• [Assigned task] Copy each of the records exactly.
Given data Start Marker
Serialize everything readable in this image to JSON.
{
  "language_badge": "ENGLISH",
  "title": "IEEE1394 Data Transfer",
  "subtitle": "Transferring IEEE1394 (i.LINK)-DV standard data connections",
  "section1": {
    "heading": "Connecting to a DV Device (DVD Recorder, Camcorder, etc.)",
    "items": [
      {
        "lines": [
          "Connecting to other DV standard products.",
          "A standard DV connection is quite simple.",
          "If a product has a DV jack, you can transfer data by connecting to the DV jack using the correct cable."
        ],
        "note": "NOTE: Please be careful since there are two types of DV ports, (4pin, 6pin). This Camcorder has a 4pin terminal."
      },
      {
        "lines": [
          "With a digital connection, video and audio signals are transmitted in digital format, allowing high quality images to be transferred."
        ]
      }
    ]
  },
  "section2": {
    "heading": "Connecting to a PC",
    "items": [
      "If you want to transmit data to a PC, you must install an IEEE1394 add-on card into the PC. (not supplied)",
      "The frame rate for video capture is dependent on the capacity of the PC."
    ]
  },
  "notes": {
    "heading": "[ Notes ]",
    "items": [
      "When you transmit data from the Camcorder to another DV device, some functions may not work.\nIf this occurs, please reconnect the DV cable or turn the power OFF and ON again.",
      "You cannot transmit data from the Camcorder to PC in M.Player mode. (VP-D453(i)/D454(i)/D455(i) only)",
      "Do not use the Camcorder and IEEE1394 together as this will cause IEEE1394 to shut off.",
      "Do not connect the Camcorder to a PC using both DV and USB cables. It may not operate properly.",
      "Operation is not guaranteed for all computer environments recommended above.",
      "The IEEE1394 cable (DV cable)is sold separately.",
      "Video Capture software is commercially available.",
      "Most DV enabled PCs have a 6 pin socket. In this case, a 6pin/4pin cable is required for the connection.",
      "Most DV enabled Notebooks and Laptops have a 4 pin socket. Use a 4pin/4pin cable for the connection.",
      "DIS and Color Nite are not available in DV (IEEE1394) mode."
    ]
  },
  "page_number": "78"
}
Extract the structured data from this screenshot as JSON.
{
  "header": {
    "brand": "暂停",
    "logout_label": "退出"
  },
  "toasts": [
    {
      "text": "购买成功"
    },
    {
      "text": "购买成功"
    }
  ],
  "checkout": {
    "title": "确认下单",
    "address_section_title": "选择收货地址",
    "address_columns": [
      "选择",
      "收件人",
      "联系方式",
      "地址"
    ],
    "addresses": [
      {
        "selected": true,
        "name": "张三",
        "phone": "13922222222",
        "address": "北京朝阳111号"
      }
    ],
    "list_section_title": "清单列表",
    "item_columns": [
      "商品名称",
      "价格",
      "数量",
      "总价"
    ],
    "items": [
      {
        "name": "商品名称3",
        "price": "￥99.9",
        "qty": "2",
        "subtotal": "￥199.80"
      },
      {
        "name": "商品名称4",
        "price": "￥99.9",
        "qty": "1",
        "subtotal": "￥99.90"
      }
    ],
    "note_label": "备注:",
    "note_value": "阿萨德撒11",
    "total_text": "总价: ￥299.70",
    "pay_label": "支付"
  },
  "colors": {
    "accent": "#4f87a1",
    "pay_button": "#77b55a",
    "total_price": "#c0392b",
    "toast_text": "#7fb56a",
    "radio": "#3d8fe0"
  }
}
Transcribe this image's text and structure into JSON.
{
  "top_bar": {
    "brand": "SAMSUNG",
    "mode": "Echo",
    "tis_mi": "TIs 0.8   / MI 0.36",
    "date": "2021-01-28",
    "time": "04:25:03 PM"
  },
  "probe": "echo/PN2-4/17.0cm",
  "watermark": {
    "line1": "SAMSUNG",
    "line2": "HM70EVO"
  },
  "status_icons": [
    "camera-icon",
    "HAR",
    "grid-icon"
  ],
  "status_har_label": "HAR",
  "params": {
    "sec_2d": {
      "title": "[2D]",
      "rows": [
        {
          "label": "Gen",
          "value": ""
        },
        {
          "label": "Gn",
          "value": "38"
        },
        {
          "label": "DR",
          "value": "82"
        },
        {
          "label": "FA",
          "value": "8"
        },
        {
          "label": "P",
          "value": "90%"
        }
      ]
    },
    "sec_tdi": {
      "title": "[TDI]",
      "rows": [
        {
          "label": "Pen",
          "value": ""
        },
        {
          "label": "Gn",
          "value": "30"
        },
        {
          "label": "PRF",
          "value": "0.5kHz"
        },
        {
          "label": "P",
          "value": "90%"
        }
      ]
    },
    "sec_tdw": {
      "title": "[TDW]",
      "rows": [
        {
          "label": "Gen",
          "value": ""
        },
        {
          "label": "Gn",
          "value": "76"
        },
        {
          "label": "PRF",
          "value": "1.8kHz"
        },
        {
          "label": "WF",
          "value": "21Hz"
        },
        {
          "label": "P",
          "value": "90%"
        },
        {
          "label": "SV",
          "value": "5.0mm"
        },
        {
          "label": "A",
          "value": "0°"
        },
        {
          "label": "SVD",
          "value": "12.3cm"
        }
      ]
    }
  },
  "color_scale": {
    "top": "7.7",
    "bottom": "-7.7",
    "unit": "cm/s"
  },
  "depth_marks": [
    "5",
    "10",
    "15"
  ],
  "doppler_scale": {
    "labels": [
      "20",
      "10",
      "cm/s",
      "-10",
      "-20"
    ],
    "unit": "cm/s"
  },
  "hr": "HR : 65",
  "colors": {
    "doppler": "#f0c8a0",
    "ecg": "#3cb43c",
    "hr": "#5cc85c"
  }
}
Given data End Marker
• [Answer space]
Serialize everything readable in this image to JSON.
{
  "language_badge": "ENGLISH",
  "title": "IEEE1394 Data Transfer",
  "subtitle": "Transferring IEEE1394 (i.LINK)-DV standard data connections",
  "section1": {
    "heading": "Connecting to a DV Device (DVD Recorder, Camcorder, etc.)",
    "items": [
      {
        "lines": [
          "Connecting to other DV standard products.",
          "A standard DV connection is quite simple.",
          "If a product has a DV jack, you can transfer data by connecting to the DV jack using the correct cable."
        ],
        "note": "NOTE: Please be careful since there are two types of DV ports, (4pin, 6pin). This Camcorder has a 4pin terminal."
      },
      {
        "lines": [
          "With a digital connection, video and audio signals are transmitted in digital format, allowing high quality images to be transferred."
        ]
      }
    ]
  },
  "section2": {
    "heading": "Connecting to a PC",
    "items": [
      "If you want to transmit data to a PC, you must install an IEEE1394 add-on card into the PC. (not supplied)",
      "The frame rate for video capture is dependent on the capacity of the PC."
    ]
  },
  "notes": {
    "heading": "[ Notes ]",
    "items": [
      "When you transmit data from the Camcorder to another DV device, some functions may not work.\nIf this occurs, please reconnect the DV cable or turn the power OFF and ON again.",
      "You cannot transmit data from the Camcorder to PC in M.Player mode. (VP-D453(i)/D454(i)/D455(i) only)",
      "Do not use the Camcorder and IEEE1394 together as this will cause IEEE1394 to shut off.",
      "Do not connect the Camcorder to a PC using both DV and USB cables. It may not operate properly.",
      "Operation is not guaranteed for all computer environments recommended above.",
      "The IEEE1394 cable (DV cable)is sold separately.",
      "Video Capture software is commercially available.",
      "Most DV enabled PCs have a 6 pin socket. In this case, a 6pin/4pin cable is required for the connection.",
      "Most DV enabled Notebooks and Laptops have a 4 pin socket. Use a 4pin/4pin cable for the connection.",
      "DIS and Color Nite are not available in DV (IEEE1394) mode."
    ]
  },
  "page_number": "78"
}
Extract the structured data from this screenshot as JSON.
{
  "header": {
    "brand": "暂停",
    "logout_label": "退出"
  },
  "toasts": [
    {
      "text": "购买成功"
    },
    {
      "text": "购买成功"
    }
  ],
  "checkout": {
    "title": "确认下单",
    "address_section_title": "选择收货地址",
    "address_columns": [
      "选择",
      "收件人",
      "联系方式",
      "地址"
    ],
    "addresses": [
      {
        "selected": true,
        "name": "张三",
        "phone": "13922222222",
        "address": "北京朝阳111号"
      }
    ],
    "list_section_title": "清单列表",
    "item_columns": [
      "商品名称",
      "价格",
      "数量",
      "总价"
    ],
    "items": [
      {
        "name": "商品名称3",
        "price": "￥99.9",
        "qty": "2",
        "subtotal": "￥199.80"
      },
      {
        "name": "商品名称4",
        "price": "￥99.9",
        "qty": "1",
        "subtotal": "￥99.90"
      }
    ],
    "note_label": "备注:",
    "note_value": "阿萨德撒11",
    "total_text": "总价: ￥299.70",
    "pay_label": "支付"
  },
  "colors": {
    "accent": "#4f87a1",
    "pay_button": "#77b55a",
    "total_price": "#c0392b",
    "toast_text": "#7fb56a",
    "radio": "#3d8fe0"
  }
}
Transcribe this image's text and structure into JSON.
{
  "top_bar": {
    "brand": "SAMSUNG",
    "mode": "Echo",
    "tis_mi": "TIs 0.8   / MI 0.36",
    "date": "2021-01-28",
    "time": "04:25:03 PM"
  },
  "probe": "echo/PN2-4/17.0cm",
  "watermark": {
    "line1": "SAMSUNG",
    "line2": "HM70EVO"
  },
  "status_icons": [
    "camera-icon",
    "HAR",
    "grid-icon"
  ],
  "status_har_label": "HAR",
  "params": {
    "sec_2d": {
      "title": "[2D]",
      "rows": [
        {
          "label": "Gen",
          "value": ""
        },
        {
          "label": "Gn",
          "value": "38"
        },
        {
          "label": "DR",
          "value": "82"
        },
        {
          "label": "FA",
          "value": "8"
        },
        {
          "label": "P",
          "value": "90%"
        }
      ]
    },
    "sec_tdi": {
      "title": "[TDI]",
      "rows": [
        {
          "label": "Pen",
          "value": ""
        },
        {
          "label": "Gn",
          "value": "30"
        },
        {
          "label": "PRF",
          "value": "0.5kHz"
        },
        {
          "label": "P",
          "value": "90%"
        }
      ]
    },
    "sec_tdw": {
      "title": "[TDW]",
      "rows": [
        {
          "label": "Gen",
          "value": ""
        },
        {
          "label": "Gn",
          "value": "76"
        },
        {
          "label": "PRF",
          "value": "1.8kHz"
        },
        {
          "label": "WF",
          "value": "21Hz"
        },
        {
          "label": "P",
          "value": "90%"
        },
        {
          "label": "SV",
          "value": "5.0mm"
        },
        {
          "label": "A",
          "value": "0°"
        },
        {
          "label": "SVD",
          "value": "12.3cm"
        }
      ]
    }
  },
  "color_scale": {
    "top": "7.7",
    "bottom": "-7.7",
    "unit": "cm/s"
  },
  "depth_marks": [
    "5",
    "10",
    "15"
  ],
  "doppler_scale": {
    "labels": [
      "20",
      "10",
      "cm/s",
      "-10",
      "-20"
    ],
    "unit": "cm/s"
  },
  "hr": "HR : 65",
  "colors": {
    "doppler": "#f0c8a0",
    "ecg": "#3cb43c",
    "hr": "#5cc85c"
  }
}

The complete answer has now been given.